## [Assigned task]
Every line containing "JSON" should be identified and copied from the data below.

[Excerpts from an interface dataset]
===

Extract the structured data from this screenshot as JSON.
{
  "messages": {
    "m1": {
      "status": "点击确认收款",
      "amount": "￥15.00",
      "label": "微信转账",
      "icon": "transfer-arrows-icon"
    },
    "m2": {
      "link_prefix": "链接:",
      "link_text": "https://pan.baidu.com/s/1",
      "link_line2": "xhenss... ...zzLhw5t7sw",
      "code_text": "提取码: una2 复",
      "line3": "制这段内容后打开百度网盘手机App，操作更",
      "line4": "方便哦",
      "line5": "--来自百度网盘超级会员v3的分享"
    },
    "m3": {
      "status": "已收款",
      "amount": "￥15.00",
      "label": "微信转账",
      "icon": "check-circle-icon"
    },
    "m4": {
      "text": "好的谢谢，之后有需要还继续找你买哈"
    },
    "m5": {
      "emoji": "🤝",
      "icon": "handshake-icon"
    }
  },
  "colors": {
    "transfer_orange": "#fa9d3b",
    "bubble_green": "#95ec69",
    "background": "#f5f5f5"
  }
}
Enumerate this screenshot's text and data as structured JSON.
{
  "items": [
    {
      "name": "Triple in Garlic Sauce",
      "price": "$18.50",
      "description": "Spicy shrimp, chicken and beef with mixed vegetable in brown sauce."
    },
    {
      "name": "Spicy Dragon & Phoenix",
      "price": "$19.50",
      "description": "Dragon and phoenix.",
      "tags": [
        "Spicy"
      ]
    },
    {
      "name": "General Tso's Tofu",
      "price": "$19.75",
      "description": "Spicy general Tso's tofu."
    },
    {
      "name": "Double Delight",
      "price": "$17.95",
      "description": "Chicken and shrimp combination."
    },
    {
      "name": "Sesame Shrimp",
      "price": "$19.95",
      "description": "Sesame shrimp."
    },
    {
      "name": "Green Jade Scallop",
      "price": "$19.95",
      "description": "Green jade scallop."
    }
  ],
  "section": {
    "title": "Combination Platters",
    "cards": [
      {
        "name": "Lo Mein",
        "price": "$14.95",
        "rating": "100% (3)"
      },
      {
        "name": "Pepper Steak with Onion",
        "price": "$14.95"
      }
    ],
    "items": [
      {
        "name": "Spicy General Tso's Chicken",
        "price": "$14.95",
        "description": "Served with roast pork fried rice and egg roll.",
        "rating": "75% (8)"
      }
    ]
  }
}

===

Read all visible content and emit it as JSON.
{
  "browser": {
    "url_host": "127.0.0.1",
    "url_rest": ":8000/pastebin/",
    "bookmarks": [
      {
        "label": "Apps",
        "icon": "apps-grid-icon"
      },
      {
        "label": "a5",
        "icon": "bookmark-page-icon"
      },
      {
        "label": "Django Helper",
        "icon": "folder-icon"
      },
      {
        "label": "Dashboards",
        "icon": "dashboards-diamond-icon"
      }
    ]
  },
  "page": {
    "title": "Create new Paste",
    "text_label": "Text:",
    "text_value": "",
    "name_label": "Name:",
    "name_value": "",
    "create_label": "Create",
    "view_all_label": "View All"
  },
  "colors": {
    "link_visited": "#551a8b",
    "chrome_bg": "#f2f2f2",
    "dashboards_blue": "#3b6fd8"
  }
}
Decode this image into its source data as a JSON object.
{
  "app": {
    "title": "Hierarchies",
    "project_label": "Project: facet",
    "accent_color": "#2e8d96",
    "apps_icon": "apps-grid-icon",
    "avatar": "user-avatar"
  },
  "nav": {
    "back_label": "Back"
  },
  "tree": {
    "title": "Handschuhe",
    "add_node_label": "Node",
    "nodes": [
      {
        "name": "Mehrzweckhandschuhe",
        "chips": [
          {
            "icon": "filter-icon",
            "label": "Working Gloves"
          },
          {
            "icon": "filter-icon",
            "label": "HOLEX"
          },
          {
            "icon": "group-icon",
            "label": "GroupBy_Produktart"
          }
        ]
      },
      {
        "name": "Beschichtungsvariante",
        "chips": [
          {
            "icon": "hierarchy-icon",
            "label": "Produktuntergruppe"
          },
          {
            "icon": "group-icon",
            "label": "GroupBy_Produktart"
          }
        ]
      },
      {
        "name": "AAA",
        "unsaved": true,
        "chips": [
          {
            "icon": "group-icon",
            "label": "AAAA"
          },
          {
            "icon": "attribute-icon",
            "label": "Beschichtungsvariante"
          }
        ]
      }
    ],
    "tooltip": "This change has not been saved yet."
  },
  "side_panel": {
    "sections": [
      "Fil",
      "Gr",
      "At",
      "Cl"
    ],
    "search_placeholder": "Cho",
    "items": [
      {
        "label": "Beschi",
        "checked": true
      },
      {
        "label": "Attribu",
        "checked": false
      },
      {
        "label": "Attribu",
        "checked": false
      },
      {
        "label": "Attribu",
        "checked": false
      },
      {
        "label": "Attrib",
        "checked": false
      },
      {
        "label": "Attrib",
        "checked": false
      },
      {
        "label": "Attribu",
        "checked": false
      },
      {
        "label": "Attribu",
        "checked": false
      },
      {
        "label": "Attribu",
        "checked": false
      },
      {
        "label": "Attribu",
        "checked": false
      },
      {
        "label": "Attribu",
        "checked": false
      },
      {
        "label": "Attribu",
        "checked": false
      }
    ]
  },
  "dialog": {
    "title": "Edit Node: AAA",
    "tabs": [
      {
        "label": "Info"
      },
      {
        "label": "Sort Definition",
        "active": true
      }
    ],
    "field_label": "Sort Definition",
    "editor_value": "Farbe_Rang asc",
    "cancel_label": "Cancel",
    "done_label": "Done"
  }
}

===

## [Your response]
Extract the structured data from this screenshot as JSON.
Enumerate this screenshot's text and data as structured JSON.
Read all visible content and emit it as JSON.
Decode this image into its source data as a JSON object.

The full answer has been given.